_WORK REQUEST_:
The output should be all lines of the entries below in which the word "number" occurs.

_DATA SUPPLIED_:
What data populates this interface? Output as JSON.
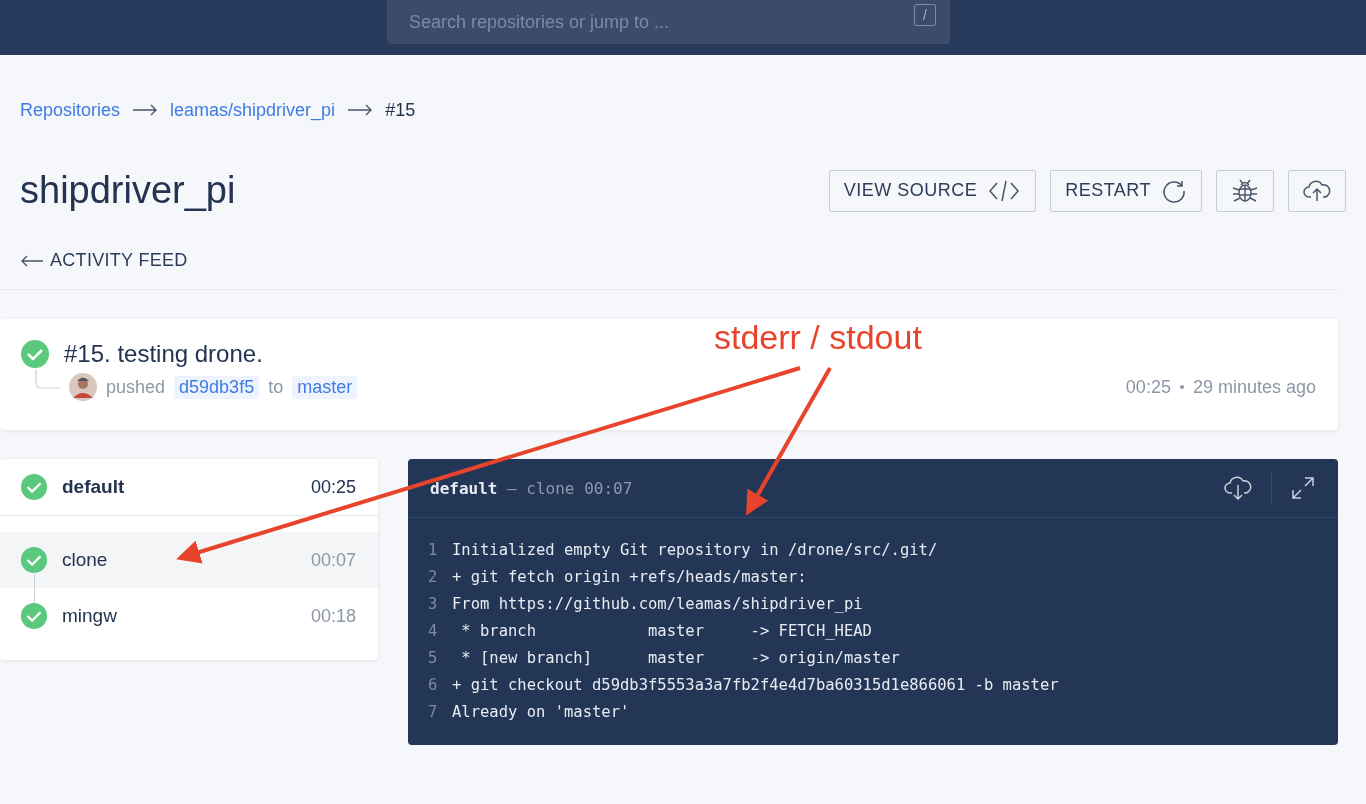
{
  "topbar": {
    "search": {
      "placeholder": "Search repositories or jump to ...",
      "shortcut": "/"
    }
  },
  "breadcrumb": [
    {
      "label": "Repositories"
    },
    {
      "label": "leamas/shipdriver_pi"
    },
    {
      "label": "#15"
    }
  ],
  "repo": {
    "title": "shipdriver_pi",
    "actions": [
      {
        "kind": "source",
        "label": "VIEW SOURCE"
      },
      {
        "kind": "restart",
        "label": "RESTART"
      },
      {
        "kind": "debug"
      },
      {
        "kind": "upload"
      }
    ]
  },
  "back_link": "ACTIVITY FEED",
  "build": {
    "title": "#15. testing drone.",
    "action": "pushed",
    "commit": "d59db3f5",
    "to": "to",
    "branch": "master",
    "duration": "00:25",
    "age": "29 minutes ago"
  },
  "stages": [
    {
      "kind": "stage",
      "name": "default",
      "duration": "00:25",
      "selected": false
    },
    {
      "kind": "step",
      "name": "clone",
      "duration": "00:07",
      "selected": true
    },
    {
      "kind": "step",
      "name": "mingw",
      "duration": "00:18",
      "selected": false
    }
  ],
  "log": {
    "stage": "default",
    "separator": "—",
    "step": "clone",
    "duration": "00:07",
    "lines": [
      {
        "number": "1",
        "text": "Initialized empty Git repository in /drone/src/.git/"
      },
      {
        "number": "2",
        "text": "+ git fetch origin +refs/heads/master:"
      },
      {
        "number": "3",
        "text": "From https://github.com/leamas/shipdriver_pi"
      },
      {
        "number": "4",
        "text": " * branch            master     -> FETCH_HEAD"
      },
      {
        "number": "5",
        "text": " * [new branch]      master     -> origin/master"
      },
      {
        "number": "6",
        "text": "+ git checkout d59db3f5553a3a7fb2f4e4d7ba60315d1e866061 -b master"
      },
      {
        "number": "7",
        "text": "Already on 'master'"
      }
    ]
  },
  "annotation": {
    "label": "stderr / stdout",
    "color": "#e8442c"
  }
}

_EXERCISE ANSWER_:
        "number": "1",
        "number": "2",
        "number": "3",
        "number": "4",
        "number": "5",
        "number": "6",
        "number": "7",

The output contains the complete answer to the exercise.